Private Sector Pension Bill debacle: Time to reintroduce White Papers?

Thursday, 2 June 2011 00:00 -     - {{hitsCtrl.values.hits}}

By Raj Gonsalkorale

Asian Tribune: Irrespective of whether the Private Sector Pension Bill is good or bad, its aborted passage, temporary according to the Government, has demonstrated a flaw in the way important legislation progresses through Parliament.

In this case it did not progress at all as it met an embarrassing obstacle in the streets of Katunayake, where the Free Trade Zone employees protested, and the Government had to first say the bill excluded the FTZ employees and then temporarily withdraw it for further consultation.

Although some would try to show this as a defeat for the Government, President Rajapaksa and his Government should take it as a welcome development. It is now possible for a broader consultation to occur and for the Government to allay any fears that some may have that this bill is detrimental to workers.

An enlightened Opposition Parliamentarian, unlike some of his colleagues, economist Dr. Harsha de Silva has mentioned that the UNP is not opposed to granting a pension to the private sector, but that they are opposed to the way the Government was trying to do it.

Dr. de Silva said: “We wish to make it clear to the government, as the main Opposition Party in Parliament that we are not at all against moves to grant a pension to the private sector, but the way the Government is trying to do it.” Dr. De Silva rightly stated that there is a lot of confusion amongst the public about the actual contents of the Bill.

The Government must admit there has been a lot of confusion as it has been one of those “on,” “off” bills, with the Minister in charge Gamini Lokuge stating from time to time that it will be presented on a given day, and then saying it won’t, and then again saying it will be presented with some amendments and finally saying FTZ employees will be exempt, and then ultimately withdrawing the Bill. One is still not clear whether it is suspended or temporally suspended.

In any event, the shaky passage has made the JVP look important when they had already been consigned to the irrelevant basket in Sri Lankan politics. They managed to raise trade union action to heights that the Government probably did not anticipate, giving them a renewed profile and a new lease of life. They were given an opportunity on a platter, by no less than a powerful Government. An unnecessary detraction for the Government.

A lesson to be learnt by the Government hopefully would be to market the idea that a pension, in addition to the EPF and ETF accumulation, is good for a worker, and why it is good, and allay any fears that a pension is not going to replace their accumulated EPF and ETF.

It would not be a bad idea for the Government to include a clause in the bill that the EPF as well as the ETF payments upon retirement are sacrosanct, and that the administration of those funds as well as the pension funds will be subject to scrutiny by a multi-party Parliamentary committee.

Another lesson that might be learned, not just by the Government, but even by the Opposition, considering that it is the alternative government in waiting, is that any important legislation that is contemplated should first be presented as a White Paper so that political parties and the public can make their views known before the legislation is framed.

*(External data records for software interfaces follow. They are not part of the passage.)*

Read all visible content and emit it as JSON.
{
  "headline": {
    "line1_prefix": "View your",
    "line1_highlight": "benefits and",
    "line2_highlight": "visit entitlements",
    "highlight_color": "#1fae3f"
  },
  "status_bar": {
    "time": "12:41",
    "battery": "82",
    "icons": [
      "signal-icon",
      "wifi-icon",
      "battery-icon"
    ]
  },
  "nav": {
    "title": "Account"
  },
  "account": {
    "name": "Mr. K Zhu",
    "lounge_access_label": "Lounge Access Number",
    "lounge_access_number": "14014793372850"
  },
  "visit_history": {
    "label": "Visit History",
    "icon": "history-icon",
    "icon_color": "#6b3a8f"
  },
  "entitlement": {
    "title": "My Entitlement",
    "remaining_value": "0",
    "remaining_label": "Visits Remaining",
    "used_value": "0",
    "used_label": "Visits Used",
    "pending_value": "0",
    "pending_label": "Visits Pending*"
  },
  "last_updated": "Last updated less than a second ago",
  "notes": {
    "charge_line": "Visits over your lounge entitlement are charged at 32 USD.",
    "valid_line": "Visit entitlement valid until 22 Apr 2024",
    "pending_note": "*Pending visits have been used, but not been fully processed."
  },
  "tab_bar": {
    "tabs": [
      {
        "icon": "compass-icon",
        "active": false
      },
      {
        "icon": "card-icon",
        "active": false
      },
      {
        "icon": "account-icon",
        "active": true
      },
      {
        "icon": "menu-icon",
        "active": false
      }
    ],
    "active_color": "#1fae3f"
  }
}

Considering that the Government has the numbers to get any legislation passed in Parliament, it would not lose anything by inviting a broader discussion and taking in all good suggestions that are made through such a consultative process. Such a process should not and need not be open-ended and they should operate within reasonable timeframes, so that unnecessary delays can be avoided.

The discussion on a Private Sector Pensions Bill could also lead to discussions on salary anomalies within the State sector and also anomalies with the private sector, where one sector pays income tax and the other does not, although all citizens enjoy the same services and privileges, however dwindled they are today, that are funded with tax revenue. It requires someone brave to ask the question why.